The takeaway from this latest leg? Dylan remains as much an enigma in 2018 as he’s always been. And his fans still seem to revile and adore him (for this very reason) in equal measure.

After the New Jersey show, for example, various fans claimed it was either the worst or the best performance they’d ever seen. Some were angry that the artist didn’t address the audience once. Others didn’t like the music. As is his wont, Dylan had rearranged old classics such as “Blowin' in the Wind,” “Simple Twist of Fate” and “Like a Rolling Stone” until they were nearly unrecognizable. The latter, once an angry scourge, now sounded like a sorrowful lament.

With his voice now diminished into an almost-constant rasp or a sneering snarl, Dylan could easily sound like a caricature of himself. Instead, he’s turned it into an expressive tool. That became clear when he focused on newer material, from the eerily cruel “Scarlet Town” to the sad foreshadowing of “Tryin' to Get to Heaven.”

In those songs, it seems as if he’s thinking of the End. That’s not surprising if you’ve followed his recent output. Last year, he used that voice, the one that almost sounds broken from time and overuse, to sing a 3-disc megarecord of classics such as “As Time Goes By.”

“These songs are some of the most heartbreaking stuff ever put on record and I wanted to do them justice. Now that I have lived them and lived through them I understand them better,” he said in a shockingly candid interview in which he discussed his age and his career.

“From 1970 till now there’s been about 50 years, seems more like 50 million. That was a wall of time that separates the old from the new and a lot can get lost in this kind of time. Entire industries go, lifestyles change, corporations kill towns, new laws replace old ones . . . Musical influences too — they get swallowed up, get absorbed into newer things or they fall by the wayside,” he then said, perhaps shedding light on his constantly changing style.

Arguably the most significant thing to happen to Dylan in the past decade was winning the Nobel Prize for literature, though judging from his reaction, you’d think his new line of Heaven’s Door American whiskies were of greater interest to the musician. After winning the award, Dylan . . . said nothing. It took him two weeks to even accept a phone call from the permanent secretary of the Swedish Academy, Sara Danius.

The Nobel Foundation released Bob Dylan’s Nobel lecture on Monday, June 5. (Nobel Prize)

Then he refused to show up to accept the award. Instead of delivering the lecture required of winners in person, Dylan wrote and later recorded his speech in Los Angeles, turning it in to the academy many months later. In it he discussed Buddy Holly (who “seemed permanent, and he filled me with conviction”), the themes of “Moby Dick” (which “would work its way into more than a few of my songs”) and the purpose of music (“If a song moves you, that’s all that’s important. I don’t have to know what a song means. I’ve written all kinds of things into my songs.

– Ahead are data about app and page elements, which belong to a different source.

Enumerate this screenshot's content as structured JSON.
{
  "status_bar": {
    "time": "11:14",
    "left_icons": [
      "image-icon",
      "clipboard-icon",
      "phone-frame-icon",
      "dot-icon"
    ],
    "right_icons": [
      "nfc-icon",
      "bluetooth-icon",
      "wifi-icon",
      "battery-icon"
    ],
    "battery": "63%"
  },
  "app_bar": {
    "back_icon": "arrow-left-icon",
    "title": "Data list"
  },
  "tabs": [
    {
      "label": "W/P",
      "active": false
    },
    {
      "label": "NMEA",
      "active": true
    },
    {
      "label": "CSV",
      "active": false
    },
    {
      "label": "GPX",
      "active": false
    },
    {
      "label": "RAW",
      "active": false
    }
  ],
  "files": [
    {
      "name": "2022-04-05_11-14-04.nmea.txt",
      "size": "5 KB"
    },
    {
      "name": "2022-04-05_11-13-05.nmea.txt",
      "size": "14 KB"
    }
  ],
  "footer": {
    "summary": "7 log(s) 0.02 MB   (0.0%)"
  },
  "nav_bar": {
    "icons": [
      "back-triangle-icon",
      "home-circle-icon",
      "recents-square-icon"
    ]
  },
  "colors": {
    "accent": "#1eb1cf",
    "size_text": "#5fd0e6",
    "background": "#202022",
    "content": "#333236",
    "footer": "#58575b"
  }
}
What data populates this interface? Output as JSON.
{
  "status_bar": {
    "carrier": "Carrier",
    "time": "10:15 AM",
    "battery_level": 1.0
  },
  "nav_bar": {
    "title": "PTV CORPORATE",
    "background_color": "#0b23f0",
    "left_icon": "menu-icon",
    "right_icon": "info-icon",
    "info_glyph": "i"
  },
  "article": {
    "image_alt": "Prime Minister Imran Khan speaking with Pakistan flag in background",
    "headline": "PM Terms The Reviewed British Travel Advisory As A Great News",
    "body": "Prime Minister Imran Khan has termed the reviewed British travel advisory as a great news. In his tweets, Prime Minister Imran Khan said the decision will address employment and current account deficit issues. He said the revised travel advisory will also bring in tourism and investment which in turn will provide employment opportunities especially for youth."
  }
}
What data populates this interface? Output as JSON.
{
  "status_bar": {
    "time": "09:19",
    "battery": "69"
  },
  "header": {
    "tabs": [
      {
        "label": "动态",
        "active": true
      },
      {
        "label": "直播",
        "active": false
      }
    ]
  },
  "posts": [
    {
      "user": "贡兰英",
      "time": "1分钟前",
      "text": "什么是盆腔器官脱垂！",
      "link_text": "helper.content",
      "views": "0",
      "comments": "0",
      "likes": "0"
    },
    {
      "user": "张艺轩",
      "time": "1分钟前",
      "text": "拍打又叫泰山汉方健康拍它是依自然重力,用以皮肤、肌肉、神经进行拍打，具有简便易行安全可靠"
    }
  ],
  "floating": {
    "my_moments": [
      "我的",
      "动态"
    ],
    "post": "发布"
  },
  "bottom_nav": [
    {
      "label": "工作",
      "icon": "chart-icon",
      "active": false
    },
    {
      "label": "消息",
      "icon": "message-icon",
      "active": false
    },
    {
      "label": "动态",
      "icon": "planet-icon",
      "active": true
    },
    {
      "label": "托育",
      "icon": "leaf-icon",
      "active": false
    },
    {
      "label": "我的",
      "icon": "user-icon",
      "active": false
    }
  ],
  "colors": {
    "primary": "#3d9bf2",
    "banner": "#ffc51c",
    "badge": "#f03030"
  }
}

And I’m not going to worry about it — what it all means”).

Dylan could arguably do anything, but he skips a Nobel Prize lecture and shows up to play a casino in Atlantic City. It’s emblematic of the man who remains as mysterious as ever. To borrow a quote from the man himself,” I’m not going to worry about it — what it all means.” And that’s always been part of his never-ending genius.